Since I can’t get the blog I’ve been working on worded the way I want maybe something more direct is in order here. I recently finished reading My Sergei, A Love Story, an amazingly touching memoir and tribute to Sergei Grinkov, Russian pairs skater, by his on-the-ice and real life partner, Ekaterina Gordeeva (with E. M. Swift). This highly decorated husband-wife team, best known for winning four World Championships and two Olympic gold medals, has touched this author of romance in a way that has resonated with me since the day—at least ten years ago—when I read a very condensed version of this story in Chicken Soup for the Couple’s Soul (and simply entitled My Sergei). The expanded version has affected me in a way I’ve been trying to describe and share with my readers but getting the words to meld has eluded me. (I will post it soon though, I promise!)

I suppose even the best hero falls short sometimes. Ekaterina loved surprises, but Sergei wasn’t big on them. Whenever she was due a gift, he preferred she come along and choose what she wanted or at least ask for something in particular. At some point she voiced her desire for breakfast in bed. He agreed and promised he’d do so after watching her prepare breakfast at least once. 

Sergei then set out to make Katia’s birthday special by honoring her wish. He made coffee twice, having done something wrong with his first attempt. Last minute he decided to drive to the grocery store for flowers with which to decorate her tray. He pushed the car out of the garage so he wouldn’t wake her and spoil the surprise! (Even my boys, ages 13 and 11, stopped and took note of that! :))
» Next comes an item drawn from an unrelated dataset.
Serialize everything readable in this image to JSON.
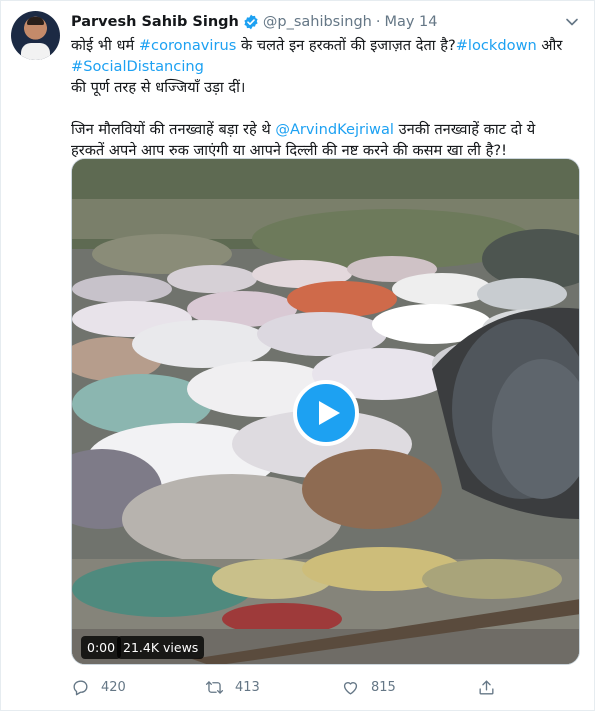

My honey, as those who read my last blog are now aware, has his moments. Besides the poetry, the constant voicing of sentiments (on both sides, we can be sickening when we’re alone) it’s the little things that stand out. The Valentine’s Day I woke up to find plastic hearts on a stem—the florists’ variety that gets stuck into an arrangement or bouquet—stuck to walls, mirrors and anywhere my gaze might land. Coming home to windows washed, dinner made, laundry folded and put away. My favorite? How my hero literally comes running if I lock myself out of my car or home, flatten a tire or (only on two occasions, thank goodness) have an accident with my car, forget the binder or laptop I prefer to have handy at work. Maybe not a big deal, but he lives for those moments when he can “rescue” his damsel-in-distress in pretty much any way.

Do you have a real-life romantic hero? Care to share the most romantic thing said person has ever done for you–or something incredibly special you’ve done for your sweetheart? (More than one episode works too!)

As always, thanks for taking the time to stop by! And for those of you who love pumpkin, visit my website for two new, super-easy recipes: one for yogurt and one for pie. (http://www.joannaaislinn.com/Morerecipes.html.)  My family favorite bread stuffing will be up in time for Thanksgiving, too–trust me, it’s awesome, maybe better than the rosemary wine chicken!

Joanna